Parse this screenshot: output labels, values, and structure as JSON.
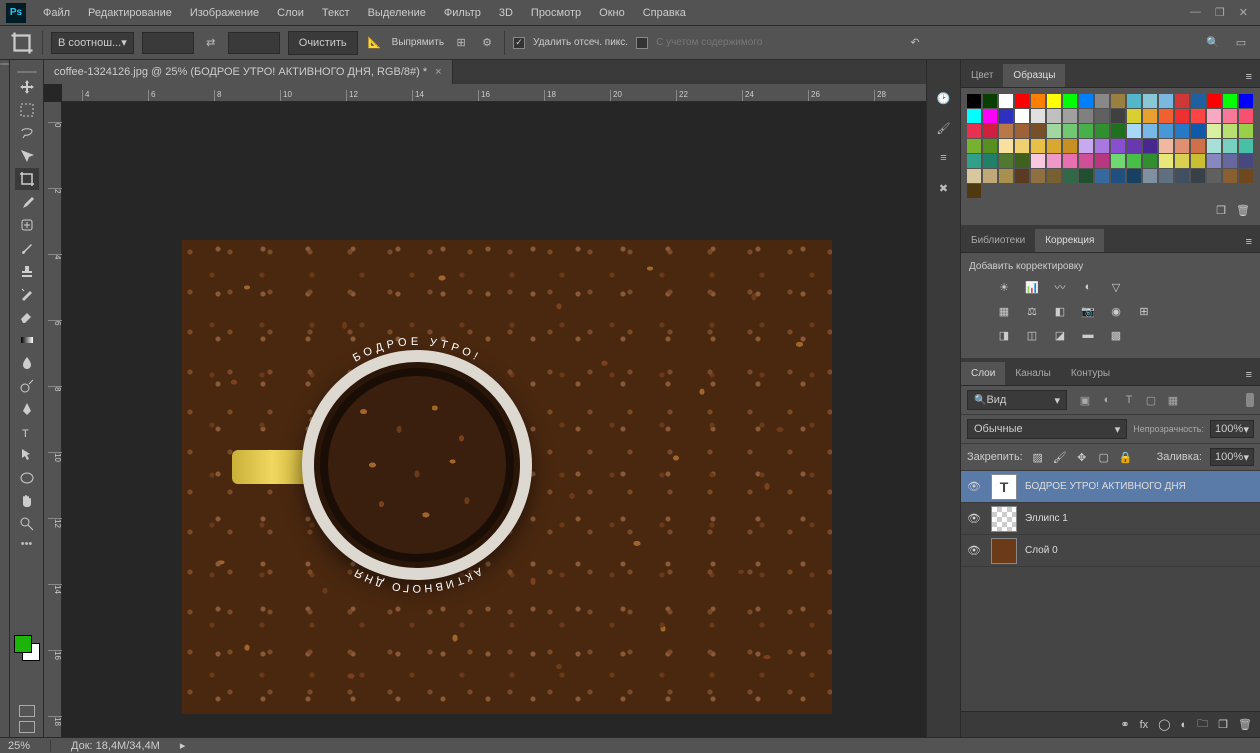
{
  "menubar": {
    "items": [
      "Файл",
      "Редактирование",
      "Изображение",
      "Слои",
      "Текст",
      "Выделение",
      "Фильтр",
      "3D",
      "Просмотр",
      "Окно",
      "Справка"
    ]
  },
  "optionsbar": {
    "ratio_label": "В соотнош...",
    "clear": "Очистить",
    "straighten": "Выпрямить",
    "delete_cropped": "Удалить отсеч. пикс.",
    "content_aware": "С учетом содержимого"
  },
  "document": {
    "tab_title": "coffee-1324126.jpg @ 25% (БОДРОЕ УТРО!   АКТИВНОГО ДНЯ, RGB/8#) *"
  },
  "canvas": {
    "text_top": "БОДРОЕ УТРО!",
    "text_bottom": "АКТИВНОГО ДНЯ"
  },
  "panels": {
    "color_tab": "Цвет",
    "swatches_tab": "Образцы",
    "libraries_tab": "Библиотеки",
    "adjustments_tab": "Коррекция",
    "adjust_label": "Добавить корректировку",
    "layers_tab": "Слои",
    "channels_tab": "Каналы",
    "paths_tab": "Контуры"
  },
  "layers": {
    "filter_kind": "Вид",
    "blend_mode": "Обычные",
    "opacity_label": "Непрозрачность:",
    "opacity_val": "100%",
    "lock_label": "Закрепить:",
    "fill_label": "Заливка:",
    "fill_val": "100%",
    "items": [
      {
        "name": "БОДРОЕ УТРО!   АКТИВНОГО ДНЯ",
        "type": "text",
        "selected": true
      },
      {
        "name": "Эллипс 1",
        "type": "shape",
        "selected": false
      },
      {
        "name": "Слой 0",
        "type": "image",
        "selected": false
      }
    ]
  },
  "statusbar": {
    "zoom": "25%",
    "doc_size": "Док: 18,4M/34,4M"
  },
  "ruler_h": [
    "4",
    "6",
    "8",
    "10",
    "12",
    "14",
    "16",
    "18",
    "20",
    "22",
    "24",
    "26",
    "28"
  ],
  "ruler_v": [
    "0",
    "2",
    "4",
    "6",
    "8",
    "10",
    "12",
    "14",
    "16",
    "18"
  ],
  "swatches": [
    [
      "#000",
      "#0a3d00",
      "#fff",
      "#ff0000",
      "#ff8000",
      "#ffff00",
      "#00ff00",
      "#0080ff",
      "#888",
      "#9a8040",
      "#52b8c8",
      "#8ac7d4",
      "#7ab8e0",
      "#d03838",
      "#2060a0"
    ],
    [
      "#ff0000",
      "#00ff00",
      "#0000ff",
      "#00ffff",
      "#ff00ff",
      "#3030c0",
      "#ffffff",
      "#e0e0e0",
      "#c0c0c0",
      "#a0a0a0",
      "#808080",
      "#606060",
      "#404040",
      "#d8d030",
      "#e8a030",
      "#f06030",
      "#f03030",
      "#ff4444"
    ],
    [
      "#f8a8c0",
      "#f87898",
      "#f85070",
      "#e83050",
      "#d02040",
      "#b87848",
      "#a06038",
      "#785028",
      "#a0d8a0",
      "#70c870",
      "#48b048",
      "#309030",
      "#207020",
      "#a8d8f8",
      "#78b8e8",
      "#4898d8",
      "#2878c8",
      "#1058a8"
    ],
    [
      "#d8f0a0",
      "#b8e070",
      "#98d048",
      "#78b030",
      "#589020",
      "#f8e0a0",
      "#f0d070",
      "#e8c048",
      "#d8a830",
      "#c89020",
      "#c8a8f0",
      "#a878e0",
      "#8850d0",
      "#6838b0",
      "#482890",
      "#f0b8a0",
      "#e09070",
      "#d07048"
    ],
    [
      "#a8e0d8",
      "#78d0c0",
      "#48c0a8",
      "#30a088",
      "#208068",
      "#507830",
      "#406020",
      "#f8c8e0",
      "#f098c8",
      "#e870b0",
      "#d05098",
      "#b83880",
      "#70d870",
      "#48c048",
      "#309030",
      "#e8e878",
      "#d8d050",
      "#c8c030"
    ],
    [
      "#8888c0",
      "#6868a0",
      "#484880",
      "#d8c8a0",
      "#c0a878",
      "#a89050",
      "#5a3a20",
      "#907040",
      "#786030",
      "#306848",
      "#205030",
      "#3868a0",
      "#205080",
      "#184060",
      "#8090a0",
      "#607080",
      "#405060",
      "#384048"
    ],
    [
      "#606060",
      "#886030",
      "#704820",
      "#503810"
    ]
  ]
}
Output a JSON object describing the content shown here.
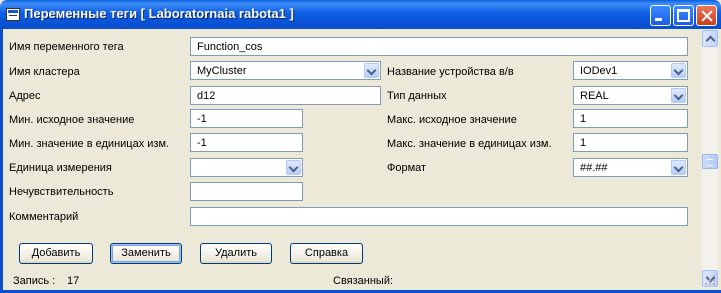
{
  "window": {
    "title": "Переменные теги [ Laboratornaia rabota1 ]"
  },
  "fields": {
    "tag_name": {
      "label": "Имя переменного тега",
      "value": "Function_cos"
    },
    "cluster": {
      "label": "Имя кластера",
      "value": "MyCluster"
    },
    "io_device": {
      "label": "Название устройства в/в",
      "value": "IODev1"
    },
    "address": {
      "label": "Адрес",
      "value": "d12"
    },
    "data_type": {
      "label": "Тип данных",
      "value": "REAL"
    },
    "raw_min": {
      "label": "Мин. исходное значение",
      "value": "-1"
    },
    "raw_max": {
      "label": "Макс. исходное значение",
      "value": "1"
    },
    "eng_min": {
      "label": "Мин. значение в единицах изм.",
      "value": "-1"
    },
    "eng_max": {
      "label": "Макс. значение в единицах изм.",
      "value": "1"
    },
    "eng_units": {
      "label": "Единица измерения",
      "value": ""
    },
    "format": {
      "label": "Формат",
      "value": "##.##"
    },
    "deadband": {
      "label": "Нечувствительность",
      "value": ""
    },
    "comment": {
      "label": "Комментарий",
      "value": ""
    }
  },
  "buttons": {
    "add": "Добавить",
    "replace": "Заменить",
    "delete": "Удалить",
    "help": "Справка"
  },
  "status": {
    "record_label": "Запись :",
    "record_value": "17",
    "linked_label": "Связанный:"
  },
  "colors": {
    "titlebar": "#0b4fcf",
    "dialog_bg": "#ece9d8",
    "field_border": "#7f9db9"
  }
}
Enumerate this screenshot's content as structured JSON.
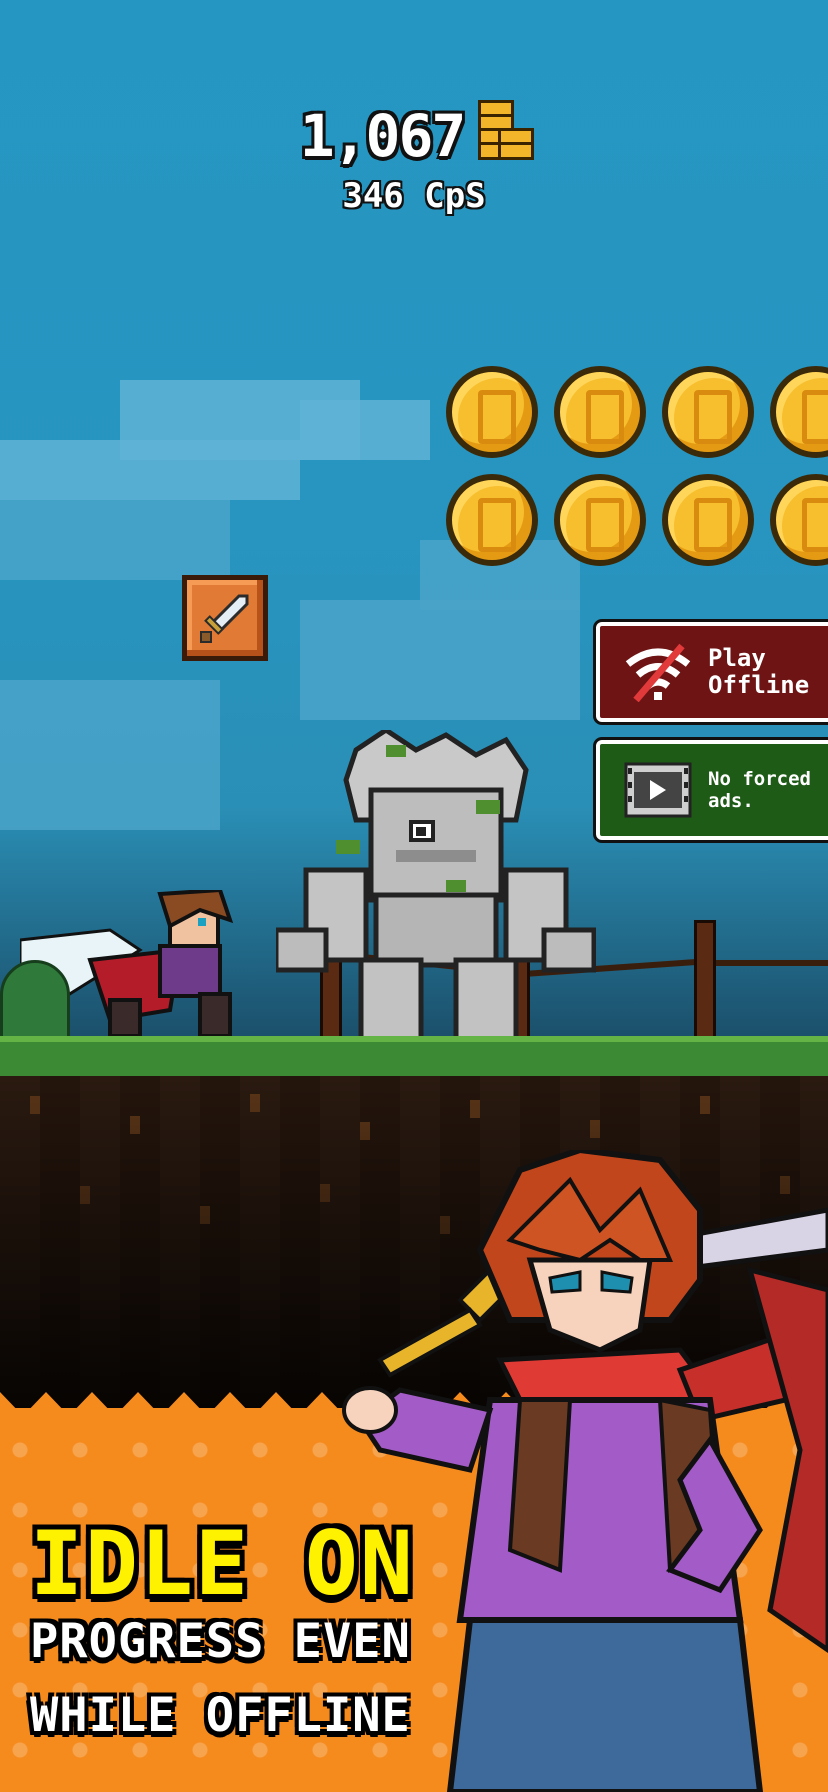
{
  "hud": {
    "gold_amount": "1,067",
    "gold_icon": "gold-coin-stack-icon",
    "cps": "346 CpS"
  },
  "coins": {
    "rows": 2,
    "per_row": 4,
    "icon": "gold-coin-icon"
  },
  "powerup": {
    "icon": "sword-icon"
  },
  "features": [
    {
      "icon": "no-wifi-icon",
      "label_line1": "Play",
      "label_line2": "Offline"
    },
    {
      "icon": "film-ad-icon",
      "label_line1": "No forced",
      "label_line2": "ads."
    }
  ],
  "promo": {
    "headline": "IDLE ON",
    "subline_1": "PROGRESS EVEN",
    "subline_2": "WHILE OFFLINE"
  },
  "colors": {
    "sky": "#2596c2",
    "coin": "#f7be2d",
    "offline_card": "#6e1414",
    "ads_card": "#1e5b16",
    "banner": "#f58a1d",
    "headline": "#fff200"
  }
}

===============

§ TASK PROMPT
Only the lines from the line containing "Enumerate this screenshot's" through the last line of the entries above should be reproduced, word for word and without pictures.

§ TASK SOLUTION
Enumerate this screenshot's content as structured JSON.
{
  "hud": {
    "gold_amount": "1,067",
    "gold_icon": "gold-coin-stack-icon",
    "cps": "346 CpS"
  },
  "coins": {
    "rows": 2,
    "per_row": 4,
    "icon": "gold-coin-icon"
  },
  "powerup": {
    "icon": "sword-icon"
  },
  "features": [
    {
      "icon": "no-wifi-icon",
      "label_line1": "Play",
      "label_line2": "Offline"
    },
    {
      "icon": "film-ad-icon",
      "label_line1": "No forced",
      "label_line2": "ads."
    }
  ],
  "promo": {
    "headline": "IDLE ON",
    "subline_1": "PROGRESS EVEN",
    "subline_2": "WHILE OFFLINE"
  },
  "colors": {
    "sky": "#2596c2",
    "coin": "#f7be2d",
    "offline_card": "#6e1414",
    "ads_card": "#1e5b16",
    "banner": "#f58a1d",
    "headline": "#fff200"
  }
}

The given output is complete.